In recent days we have heard that FIFA is investigating fans of the Mexican national soccer team, the Tri (and perhaps Brazilian fans) for the use of the derogatory word "puto."
Amazingly, Mexico's coach Miguel Herrera has allegedly defended the use of the word as "not that bad." That attitude is shocking and so too is the fact that neither FIFA nor Mexican soccer have done more about this issue, and sooner.
Over the years, I've heard a lot of explanations from people who want to defend the use of this word, beginning with "gringos don't understand -- it's cultural." My answer is 1) I'm Latina and I do understand; and 2) being discriminatory is not part of any "culture," but it does exist in all cultures, unfortunately, until the public is made aware of and understands the power of words.
In many countries the use of totally racist words were once also defended as "cultural." But people of different ethnicities and religions, including African Americans and Jews said "no more, enough with the jokes and derogatory words."
That's why to all those who want to defend the use of this word I propose this, when they say "The use of 'puto' is cultural. It's very Mexican," to substitute the following: "Racism is cultural. It's very Mexican (or Argentine, or British, etc.)" Let's see who wants to go out and defend racism.
The other excuse that I hear quite often is "I didn't intend to insult anyone." As if the intention behind the action was more important than its result. The intent of the people using a word or taking an action is not what's relevant. What's relevant is the actual impact that the word or action has on someone else.

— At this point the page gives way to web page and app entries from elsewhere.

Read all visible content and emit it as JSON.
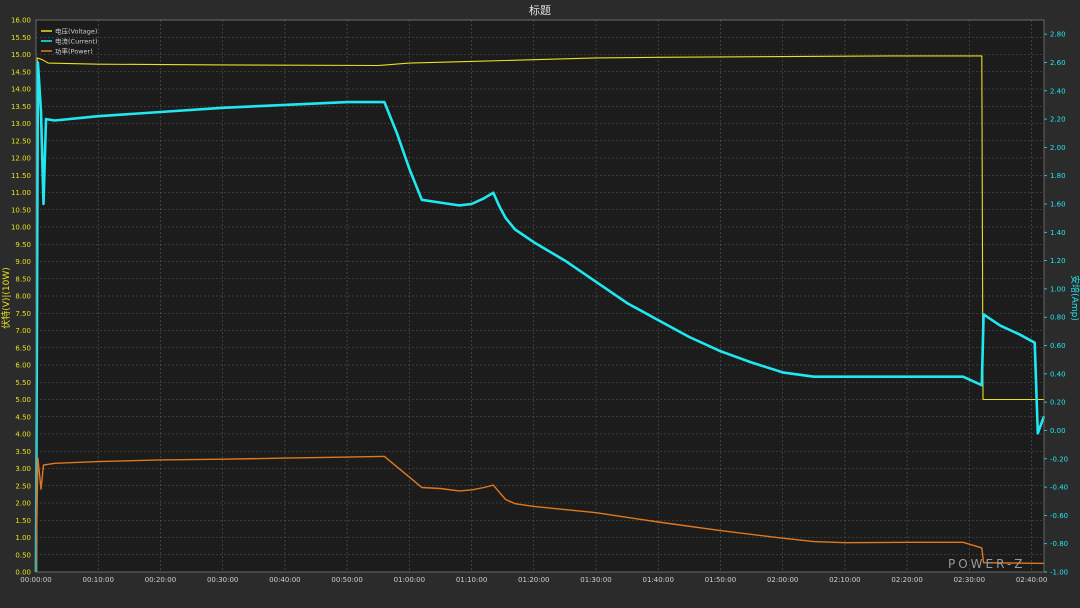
{
  "chart_data": {
    "type": "line",
    "title": "标题",
    "ylabel_left": "伏特(V)|(10W)",
    "ylabel_right": "安培(Amp)",
    "x_ticks": [
      "00:00:00",
      "00:10:00",
      "00:20:00",
      "00:30:00",
      "00:40:00",
      "00:50:00",
      "01:00:00",
      "01:10:00",
      "01:20:00",
      "01:30:00",
      "01:40:00",
      "01:50:00",
      "02:00:00",
      "02:10:00",
      "02:20:00",
      "02:30:00",
      "02:40:00"
    ],
    "x_range_minutes": [
      0,
      162
    ],
    "y_left_range": [
      0,
      16
    ],
    "y_left_ticks": [
      "0.00",
      "0.50",
      "1.00",
      "1.50",
      "2.00",
      "2.50",
      "3.00",
      "3.50",
      "4.00",
      "4.50",
      "5.00",
      "5.50",
      "6.00",
      "6.50",
      "7.00",
      "7.50",
      "8.00",
      "8.50",
      "9.00",
      "9.50",
      "10.00",
      "10.50",
      "11.00",
      "11.50",
      "12.00",
      "12.50",
      "13.00",
      "13.50",
      "14.00",
      "14.50",
      "15.00",
      "15.50",
      "16.00"
    ],
    "y_right_range": [
      -1.0,
      2.9
    ],
    "y_right_ticks": [
      "-1.00",
      "-0.80",
      "-0.60",
      "-0.40",
      "-0.20",
      "0.00",
      "0.20",
      "0.40",
      "0.60",
      "0.80",
      "1.00",
      "1.20",
      "1.40",
      "1.60",
      "1.80",
      "2.00",
      "2.20",
      "2.40",
      "2.60",
      "2.80"
    ],
    "grid": true,
    "legend_position": "top-left",
    "series": [
      {
        "name": "电压(Voltage)",
        "axis": "left",
        "color": "#e8e020",
        "points": [
          [
            0,
            0
          ],
          [
            0.2,
            14.9
          ],
          [
            1,
            14.85
          ],
          [
            2,
            14.75
          ],
          [
            10,
            14.72
          ],
          [
            30,
            14.7
          ],
          [
            55,
            14.68
          ],
          [
            60,
            14.75
          ],
          [
            70,
            14.8
          ],
          [
            80,
            14.85
          ],
          [
            90,
            14.9
          ],
          [
            100,
            14.92
          ],
          [
            110,
            14.93
          ],
          [
            120,
            14.94
          ],
          [
            130,
            14.95
          ],
          [
            140,
            14.96
          ],
          [
            152,
            14.96
          ],
          [
            152.2,
            5.0
          ],
          [
            162,
            5.0
          ]
        ]
      },
      {
        "name": "电流(Current)",
        "axis": "right",
        "color": "#20e8f0",
        "points": [
          [
            0,
            -1.0
          ],
          [
            0.3,
            2.6
          ],
          [
            0.8,
            2.25
          ],
          [
            1.2,
            1.6
          ],
          [
            1.6,
            2.2
          ],
          [
            3,
            2.19
          ],
          [
            10,
            2.22
          ],
          [
            20,
            2.25
          ],
          [
            30,
            2.28
          ],
          [
            40,
            2.3
          ],
          [
            50,
            2.32
          ],
          [
            56,
            2.32
          ],
          [
            58,
            2.1
          ],
          [
            60,
            1.85
          ],
          [
            62,
            1.63
          ],
          [
            65,
            1.61
          ],
          [
            68,
            1.59
          ],
          [
            70,
            1.6
          ],
          [
            72,
            1.64
          ],
          [
            73.5,
            1.68
          ],
          [
            74.5,
            1.58
          ],
          [
            75.5,
            1.5
          ],
          [
            77,
            1.42
          ],
          [
            80,
            1.33
          ],
          [
            85,
            1.2
          ],
          [
            90,
            1.05
          ],
          [
            95,
            0.9
          ],
          [
            100,
            0.78
          ],
          [
            105,
            0.66
          ],
          [
            110,
            0.56
          ],
          [
            115,
            0.48
          ],
          [
            120,
            0.41
          ],
          [
            125,
            0.38
          ],
          [
            130,
            0.38
          ],
          [
            140,
            0.38
          ],
          [
            149,
            0.38
          ],
          [
            152,
            0.32
          ],
          [
            152.3,
            0.82
          ],
          [
            155,
            0.74
          ],
          [
            158,
            0.68
          ],
          [
            160.5,
            0.62
          ],
          [
            161,
            -0.02
          ],
          [
            162,
            0.1
          ]
        ]
      },
      {
        "name": "功率(Power)",
        "axis": "left",
        "color": "#e07820",
        "points": [
          [
            0,
            0
          ],
          [
            0.3,
            3.3
          ],
          [
            0.8,
            2.4
          ],
          [
            1.2,
            3.1
          ],
          [
            3,
            3.15
          ],
          [
            10,
            3.2
          ],
          [
            20,
            3.25
          ],
          [
            30,
            3.27
          ],
          [
            40,
            3.3
          ],
          [
            50,
            3.33
          ],
          [
            56,
            3.35
          ],
          [
            58,
            3.05
          ],
          [
            60,
            2.75
          ],
          [
            62,
            2.45
          ],
          [
            65,
            2.42
          ],
          [
            68,
            2.35
          ],
          [
            70,
            2.38
          ],
          [
            72,
            2.45
          ],
          [
            73.5,
            2.52
          ],
          [
            74.5,
            2.3
          ],
          [
            75.5,
            2.1
          ],
          [
            77,
            1.98
          ],
          [
            80,
            1.9
          ],
          [
            90,
            1.72
          ],
          [
            100,
            1.45
          ],
          [
            110,
            1.2
          ],
          [
            120,
            0.98
          ],
          [
            125,
            0.88
          ],
          [
            130,
            0.85
          ],
          [
            140,
            0.86
          ],
          [
            149,
            0.86
          ],
          [
            152,
            0.7
          ],
          [
            152.3,
            0.27
          ],
          [
            162,
            0.25
          ]
        ]
      }
    ]
  },
  "watermark": "POWER-Z"
}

It's downright depressing to hear the excuse of "culture" or intention to defend the desire to continue to use a word that hurts us so much.
And it does hurt. If you are not gay or bisexual or transgender, you may not understand. Well, let me explain. Those words have a sad place in the lives of many of us, because we grew up listening to them, tolerating their use, hiding our hurt, smiling when really we wanted to cry. Those words have affected many of us -- some would say haunted -- from childhood.
Too bad it had to come to this because, not only in Mexico but also in other countries, homophobia and trans-phobia are sadly common.
How great would it be that the legacy of this World Cup were not solely new buildings or stadiums, but rather a new awareness not just in Brazil or Mexico -- but throughout the whole world of the power behind words -- and not just when used during fútbol games, but also at home, where young people learn everything about the world from their parents.
I know that one day soon our children and grandchildren will ask us "Is it true that people used to say those words openly in stadiums and other places?'' I at least want to be able to answer "yes, but I did my best to eradicate homophobia," instead of looking for excuses.
To learn more about slurs, please visit http://www.glaad.org/worldcup.